▸ **Study material**:
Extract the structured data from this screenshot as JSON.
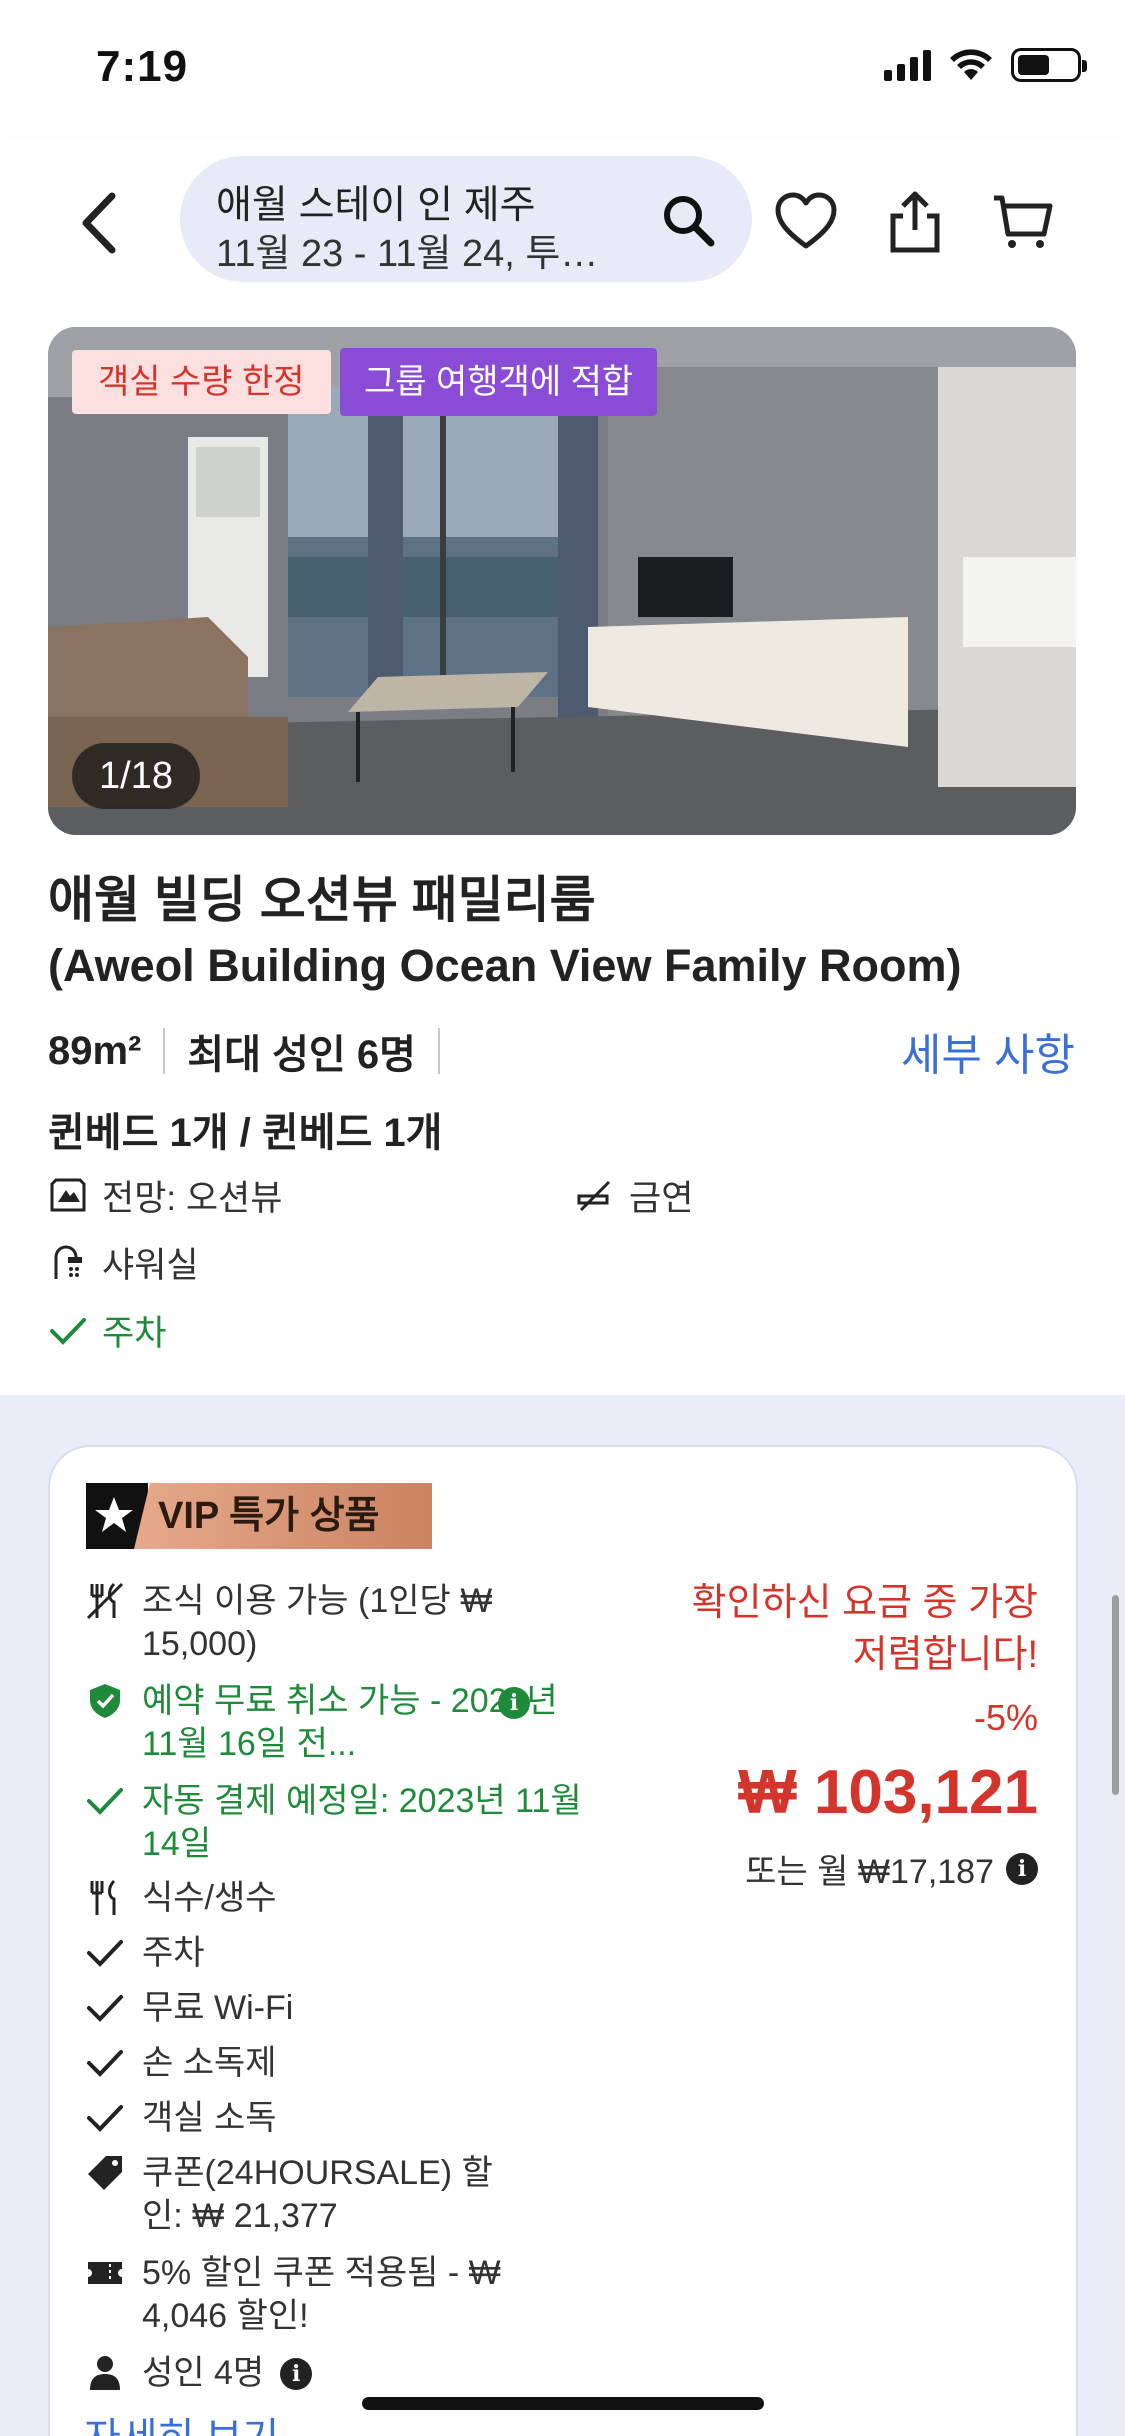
{
  "status_bar": {
    "time": "7:19"
  },
  "header": {
    "search_title": "애월 스테이 인 제주",
    "search_sub": "11월 23 - 11월 24, 투…"
  },
  "room": {
    "badges": {
      "limited": "객실 수량 한정",
      "group": "그룹 여행객에 적합"
    },
    "photo_counter": "1/18",
    "title": "애월 빌딩 오션뷰 패밀리룸",
    "title_en": "(Aweol Building Ocean View Family Room)",
    "size": "89m²",
    "max_guests": "최대 성인 6명",
    "details_link": "세부 사항",
    "beds": "퀸베드 1개 / 퀸베드 1개",
    "amenities": {
      "view": "전망: 오션뷰",
      "non_smoking": "금연",
      "shower": "샤워실",
      "parking": "주차"
    }
  },
  "offer": {
    "vip_label": "VIP 특가 상품",
    "features": {
      "breakfast": "조식 이용 가능 (1인당 ₩ 15,000)",
      "free_cancel": "예약 무료 취소 가능 - 2023년 11월 16일 전...",
      "auto_payment": "자동 결제 예정일: 2023년 11월 14일",
      "water": "식수/생수",
      "parking": "주차",
      "wifi": "무료 Wi-Fi",
      "sanitizer": "손 소독제",
      "disinfection": "객실 소독",
      "coupon": "쿠폰(24HOURSALE) 할인: ₩ 21,377",
      "coupon_applied": "5% 할인 쿠폰 적용됨 - ₩ 4,046 할인!",
      "adults": "성인 4명"
    },
    "price_note": "확인하신 요금 중 가장 저렴합니다!",
    "discount": "-5%",
    "price": "₩ 103,121",
    "monthly": "또는 월 ₩17,187",
    "more_link": "자세히 보기"
  },
  "colors": {
    "accent_red": "#d3352d",
    "accent_green": "#1e8a3a",
    "link_blue": "#3b6fd8",
    "group_purple": "#8a4bd6"
  }
}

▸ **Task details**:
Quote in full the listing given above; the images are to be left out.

▸ **Written answer**:
Extract the structured data from this screenshot as JSON.
{
  "status_bar": {
    "time": "7:19"
  },
  "header": {
    "search_title": "애월 스테이 인 제주",
    "search_sub": "11월 23 - 11월 24, 투…"
  },
  "room": {
    "badges": {
      "limited": "객실 수량 한정",
      "group": "그룹 여행객에 적합"
    },
    "photo_counter": "1/18",
    "title": "애월 빌딩 오션뷰 패밀리룸",
    "title_en": "(Aweol Building Ocean View Family Room)",
    "size": "89m²",
    "max_guests": "최대 성인 6명",
    "details_link": "세부 사항",
    "beds": "퀸베드 1개 / 퀸베드 1개",
    "amenities": {
      "view": "전망: 오션뷰",
      "non_smoking": "금연",
      "shower": "샤워실",
      "parking": "주차"
    }
  },
  "offer": {
    "vip_label": "VIP 특가 상품",
    "features": {
      "breakfast": "조식 이용 가능 (1인당 ₩ 15,000)",
      "free_cancel": "예약 무료 취소 가능 - 2023년 11월 16일 전...",
      "auto_payment": "자동 결제 예정일: 2023년 11월 14일",
      "water": "식수/생수",
      "parking": "주차",
      "wifi": "무료 Wi-Fi",
      "sanitizer": "손 소독제",
      "disinfection": "객실 소독",
      "coupon": "쿠폰(24HOURSALE) 할인: ₩ 21,377",
      "coupon_applied": "5% 할인 쿠폰 적용됨 - ₩ 4,046 할인!",
      "adults": "성인 4명"
    },
    "price_note": "확인하신 요금 중 가장 저렴합니다!",
    "discount": "-5%",
    "price": "₩ 103,121",
    "monthly": "또는 월 ₩17,187",
    "more_link": "자세히 보기"
  },
  "colors": {
    "accent_red": "#d3352d",
    "accent_green": "#1e8a3a",
    "link_blue": "#3b6fd8",
    "group_purple": "#8a4bd6"
  }
}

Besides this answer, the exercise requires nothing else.